2. Online Surveys (48 responses)
Our research and outreach at conferences helped to inform preliminary findings and hypotheses, creating the foundation for our published survey. We ran two versions of the survey (one longer version with both qualitative and quantitative questions, and one shorter version with only multiple-choice questions) to gather broad signals about how the community prioritizes, describes, and self-assesses on usability and design issues. We invited the project contributors we’d met in person and those we’d identified in our ecosystem research to participate, and shared in communication channels and email lists frequented by communities of interest. We received 48 total responses to our survey.
3. Interviews (27)

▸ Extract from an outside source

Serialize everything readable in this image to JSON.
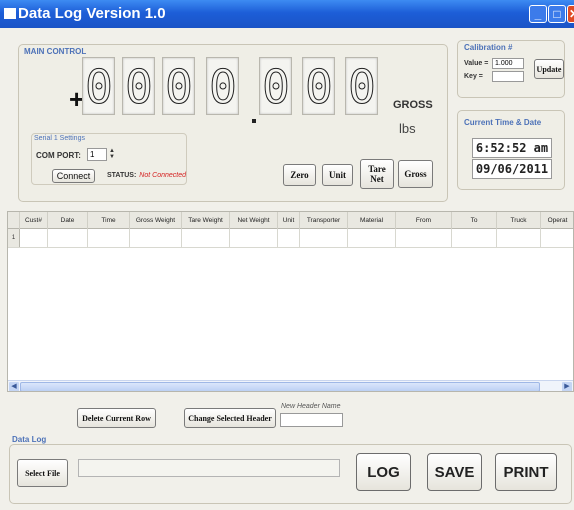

We completed 27 hour-long interviews for this project from December 2022 through February 2023. Our interview script contained 32 questions across 5 key themes (Users, Design, Project start & Institutional affiliation, Groups of people, contributors, Values & the Future). We used a semi-structured style, adapting the script to a given conversation with a participant. We spoke to a broad range of maintainers, developers, designers, scientists, researchers, funders, Open Source Program Offices (OSPOs) and stakeholders – all involved with creating and maintaining open source scientific & research software. The Interview Guide sought to gain further insight into:
- How norms in academic, science, and/or open source working environments affect the choices teams make around their users and different kinds of design interventions.
- How team dynamics and trust affects those choices.
- What teams would need to be interested in or able to prioritize usability and design in their work.
4. Data compilation and synthesis
Our six-person research team then collaborated virtually and in-person to organize, synthesize, and analyze the qualitative and quantitative data we’d collected through the surveys and interviews. We used a combination of methods to analyze our recorded interview transcripts, interview notes, and survey results, including:
- A collaborative Miro board where we practiced card sorting on a massive scale to organize key findings and quotes
- A qualitative code book in Notion that helped us to sort quotations from interview participants
- Qualitative and quantitative analysis of survey results in Google Sheets
Our research tried to cover a wide range of projects and people working on them. To understand what our results apply to, we want to speak to the research’s limitations.
Our research focused mainly on United States-based (or founded) projects with some European-based projects included. This has two reasons. Firstly, the organization that funded this research, the Sloan Foundation, focuses on research and academia in the US. Secondly, a lot of projects in open source research software are created at universities in the US or Europe, because these nations and states and their economies are typically able to fund such projects.
As a project concerned with both academia and the production of open source code, our sample also reflects the implicit prioritization of over-represented identities and backgrounds in regards to gender, race, and class and other factors in both academia and open source software communities.
Lastly, a limitation present in this research was time and capacity to include and recruit additional projects and people in the research process beyond those that volunteered through our initial outreach efforts. When making efforts to include under-represented majority/minority identities and populations (BIPOC, LGBTQIA+ etc.) time, capacity and voluntary self-identification is always a factor. We made efforts to signal that we wanted to speak to people and projects that were under-represented but due to time and capacity could not extend our deadlines to include those not readily available to participate.